Give the number of lines in the data below where the word "background" appears, and nothing besides.

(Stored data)
══════

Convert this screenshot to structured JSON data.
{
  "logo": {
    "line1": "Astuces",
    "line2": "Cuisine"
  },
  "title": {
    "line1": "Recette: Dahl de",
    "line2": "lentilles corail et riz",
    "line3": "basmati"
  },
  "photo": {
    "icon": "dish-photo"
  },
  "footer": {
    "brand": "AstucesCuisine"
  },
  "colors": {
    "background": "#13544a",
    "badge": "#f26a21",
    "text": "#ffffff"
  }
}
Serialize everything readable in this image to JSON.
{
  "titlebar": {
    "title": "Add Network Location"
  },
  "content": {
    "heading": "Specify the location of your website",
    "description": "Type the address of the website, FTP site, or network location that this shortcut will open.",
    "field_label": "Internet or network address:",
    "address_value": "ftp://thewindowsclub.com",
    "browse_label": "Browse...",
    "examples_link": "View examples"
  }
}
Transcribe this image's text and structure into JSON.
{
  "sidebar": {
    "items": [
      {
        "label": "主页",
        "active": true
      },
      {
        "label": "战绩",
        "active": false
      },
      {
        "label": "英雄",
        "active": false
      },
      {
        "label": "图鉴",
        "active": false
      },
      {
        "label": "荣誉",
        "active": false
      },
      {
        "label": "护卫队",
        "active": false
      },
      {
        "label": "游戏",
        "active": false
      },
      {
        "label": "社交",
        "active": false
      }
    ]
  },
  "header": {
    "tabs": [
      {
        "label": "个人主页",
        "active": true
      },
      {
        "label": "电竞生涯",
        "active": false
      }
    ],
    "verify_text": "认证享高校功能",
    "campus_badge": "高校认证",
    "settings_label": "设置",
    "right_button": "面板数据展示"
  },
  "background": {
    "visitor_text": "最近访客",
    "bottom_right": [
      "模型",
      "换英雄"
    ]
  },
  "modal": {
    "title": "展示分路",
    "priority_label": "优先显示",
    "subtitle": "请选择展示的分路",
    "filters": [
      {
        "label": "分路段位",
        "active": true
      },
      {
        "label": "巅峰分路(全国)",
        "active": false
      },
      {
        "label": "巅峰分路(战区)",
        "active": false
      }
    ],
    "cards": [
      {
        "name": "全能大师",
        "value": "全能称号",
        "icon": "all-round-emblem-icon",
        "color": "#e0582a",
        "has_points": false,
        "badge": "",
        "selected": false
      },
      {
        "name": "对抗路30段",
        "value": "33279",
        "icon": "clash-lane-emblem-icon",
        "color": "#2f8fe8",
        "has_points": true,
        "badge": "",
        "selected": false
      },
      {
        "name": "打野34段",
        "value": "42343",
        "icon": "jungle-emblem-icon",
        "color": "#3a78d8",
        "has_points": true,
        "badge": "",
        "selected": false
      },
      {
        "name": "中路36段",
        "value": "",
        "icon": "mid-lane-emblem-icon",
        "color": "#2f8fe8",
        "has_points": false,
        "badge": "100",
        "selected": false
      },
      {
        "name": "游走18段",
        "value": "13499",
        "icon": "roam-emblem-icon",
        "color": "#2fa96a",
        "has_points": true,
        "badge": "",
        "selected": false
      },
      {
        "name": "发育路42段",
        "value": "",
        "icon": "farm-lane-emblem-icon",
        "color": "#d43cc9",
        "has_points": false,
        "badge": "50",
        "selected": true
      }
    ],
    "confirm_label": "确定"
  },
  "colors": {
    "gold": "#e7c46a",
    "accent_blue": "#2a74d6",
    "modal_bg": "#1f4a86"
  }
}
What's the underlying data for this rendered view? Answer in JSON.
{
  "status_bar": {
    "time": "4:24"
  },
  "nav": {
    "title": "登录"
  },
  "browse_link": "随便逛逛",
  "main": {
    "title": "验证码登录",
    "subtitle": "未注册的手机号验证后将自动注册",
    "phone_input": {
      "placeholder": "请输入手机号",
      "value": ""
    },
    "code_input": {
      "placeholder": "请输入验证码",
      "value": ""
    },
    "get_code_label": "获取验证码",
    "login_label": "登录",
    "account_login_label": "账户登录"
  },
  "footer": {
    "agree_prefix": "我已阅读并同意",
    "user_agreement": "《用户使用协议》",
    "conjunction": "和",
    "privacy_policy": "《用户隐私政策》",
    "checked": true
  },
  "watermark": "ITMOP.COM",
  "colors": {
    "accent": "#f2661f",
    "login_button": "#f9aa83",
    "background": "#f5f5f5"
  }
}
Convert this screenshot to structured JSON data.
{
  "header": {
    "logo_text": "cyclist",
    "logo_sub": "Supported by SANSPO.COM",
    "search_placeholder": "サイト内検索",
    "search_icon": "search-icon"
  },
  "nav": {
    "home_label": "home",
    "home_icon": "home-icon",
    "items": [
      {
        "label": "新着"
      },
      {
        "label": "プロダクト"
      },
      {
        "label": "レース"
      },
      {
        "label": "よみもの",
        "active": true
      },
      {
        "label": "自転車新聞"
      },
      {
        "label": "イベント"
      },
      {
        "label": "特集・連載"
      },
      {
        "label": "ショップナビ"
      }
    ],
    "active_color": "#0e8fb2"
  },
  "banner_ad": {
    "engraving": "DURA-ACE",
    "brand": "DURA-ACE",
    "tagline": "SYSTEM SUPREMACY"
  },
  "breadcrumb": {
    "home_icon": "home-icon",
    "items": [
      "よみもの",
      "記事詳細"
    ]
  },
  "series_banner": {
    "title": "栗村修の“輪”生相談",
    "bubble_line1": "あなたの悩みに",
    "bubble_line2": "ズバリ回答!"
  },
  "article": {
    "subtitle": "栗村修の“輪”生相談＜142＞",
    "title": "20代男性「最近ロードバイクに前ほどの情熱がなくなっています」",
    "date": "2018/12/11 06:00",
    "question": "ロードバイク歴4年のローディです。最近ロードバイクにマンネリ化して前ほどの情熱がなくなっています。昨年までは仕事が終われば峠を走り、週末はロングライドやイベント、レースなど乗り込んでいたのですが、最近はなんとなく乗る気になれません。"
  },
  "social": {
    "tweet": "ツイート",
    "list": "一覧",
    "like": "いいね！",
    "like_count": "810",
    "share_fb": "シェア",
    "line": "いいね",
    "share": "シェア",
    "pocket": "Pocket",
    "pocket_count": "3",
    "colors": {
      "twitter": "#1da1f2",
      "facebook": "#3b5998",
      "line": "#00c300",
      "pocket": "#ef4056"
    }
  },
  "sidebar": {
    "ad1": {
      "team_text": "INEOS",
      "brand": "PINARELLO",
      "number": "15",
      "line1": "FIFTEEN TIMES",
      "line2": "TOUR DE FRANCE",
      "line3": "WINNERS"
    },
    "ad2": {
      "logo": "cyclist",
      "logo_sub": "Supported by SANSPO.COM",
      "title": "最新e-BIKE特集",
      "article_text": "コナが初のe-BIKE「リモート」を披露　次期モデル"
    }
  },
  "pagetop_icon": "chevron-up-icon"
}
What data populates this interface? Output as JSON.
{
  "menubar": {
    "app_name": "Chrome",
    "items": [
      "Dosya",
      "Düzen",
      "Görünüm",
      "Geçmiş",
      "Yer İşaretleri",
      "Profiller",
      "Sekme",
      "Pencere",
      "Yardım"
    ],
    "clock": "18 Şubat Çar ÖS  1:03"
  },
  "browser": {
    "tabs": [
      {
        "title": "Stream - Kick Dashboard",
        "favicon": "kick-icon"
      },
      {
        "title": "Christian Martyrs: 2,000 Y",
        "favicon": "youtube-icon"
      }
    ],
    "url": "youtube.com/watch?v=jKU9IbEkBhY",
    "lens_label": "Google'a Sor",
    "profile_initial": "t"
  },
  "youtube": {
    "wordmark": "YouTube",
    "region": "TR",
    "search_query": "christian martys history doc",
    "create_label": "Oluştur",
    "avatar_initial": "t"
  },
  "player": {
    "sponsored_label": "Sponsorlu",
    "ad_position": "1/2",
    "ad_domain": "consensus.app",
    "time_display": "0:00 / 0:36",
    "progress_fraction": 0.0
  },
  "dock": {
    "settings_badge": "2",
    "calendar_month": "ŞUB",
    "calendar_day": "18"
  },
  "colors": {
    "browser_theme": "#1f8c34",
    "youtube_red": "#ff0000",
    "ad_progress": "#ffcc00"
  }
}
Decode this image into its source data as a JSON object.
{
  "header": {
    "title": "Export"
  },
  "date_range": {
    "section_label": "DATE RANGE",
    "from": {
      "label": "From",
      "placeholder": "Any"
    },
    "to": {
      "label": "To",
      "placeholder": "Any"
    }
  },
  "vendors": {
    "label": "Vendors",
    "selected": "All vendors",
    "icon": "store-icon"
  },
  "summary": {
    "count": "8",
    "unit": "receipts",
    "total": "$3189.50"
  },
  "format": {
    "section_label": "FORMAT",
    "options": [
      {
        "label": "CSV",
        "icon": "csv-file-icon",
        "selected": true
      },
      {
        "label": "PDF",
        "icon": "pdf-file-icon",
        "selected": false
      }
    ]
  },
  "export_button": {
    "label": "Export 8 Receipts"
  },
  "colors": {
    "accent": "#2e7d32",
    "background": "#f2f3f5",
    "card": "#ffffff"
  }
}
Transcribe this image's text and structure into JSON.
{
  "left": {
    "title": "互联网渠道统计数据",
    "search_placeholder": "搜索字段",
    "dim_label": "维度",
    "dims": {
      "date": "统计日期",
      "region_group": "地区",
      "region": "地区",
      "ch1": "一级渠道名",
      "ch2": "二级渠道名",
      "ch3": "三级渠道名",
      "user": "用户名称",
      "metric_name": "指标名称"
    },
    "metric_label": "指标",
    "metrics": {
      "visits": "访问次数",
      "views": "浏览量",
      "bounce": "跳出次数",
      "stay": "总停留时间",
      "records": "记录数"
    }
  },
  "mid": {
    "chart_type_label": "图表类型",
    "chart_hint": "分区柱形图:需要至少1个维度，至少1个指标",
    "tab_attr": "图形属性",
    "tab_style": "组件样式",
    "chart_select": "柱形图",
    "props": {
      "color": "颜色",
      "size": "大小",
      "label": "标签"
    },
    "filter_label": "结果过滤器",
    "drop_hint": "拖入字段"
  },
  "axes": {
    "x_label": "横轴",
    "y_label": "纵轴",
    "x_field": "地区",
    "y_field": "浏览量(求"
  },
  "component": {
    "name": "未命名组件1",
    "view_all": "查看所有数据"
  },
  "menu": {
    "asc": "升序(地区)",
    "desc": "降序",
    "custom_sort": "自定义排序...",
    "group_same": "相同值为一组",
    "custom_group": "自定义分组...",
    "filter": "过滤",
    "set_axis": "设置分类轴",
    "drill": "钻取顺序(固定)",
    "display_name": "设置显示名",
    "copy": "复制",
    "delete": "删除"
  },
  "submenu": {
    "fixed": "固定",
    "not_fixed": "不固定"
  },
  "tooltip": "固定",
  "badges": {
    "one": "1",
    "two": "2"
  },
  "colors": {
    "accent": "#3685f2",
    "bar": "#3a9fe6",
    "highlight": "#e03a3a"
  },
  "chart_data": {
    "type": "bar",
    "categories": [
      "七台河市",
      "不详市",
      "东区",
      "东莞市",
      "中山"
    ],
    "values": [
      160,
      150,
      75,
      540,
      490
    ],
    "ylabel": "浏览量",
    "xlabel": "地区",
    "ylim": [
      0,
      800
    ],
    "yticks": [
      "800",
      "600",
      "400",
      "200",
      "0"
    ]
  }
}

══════

→ Response box: 4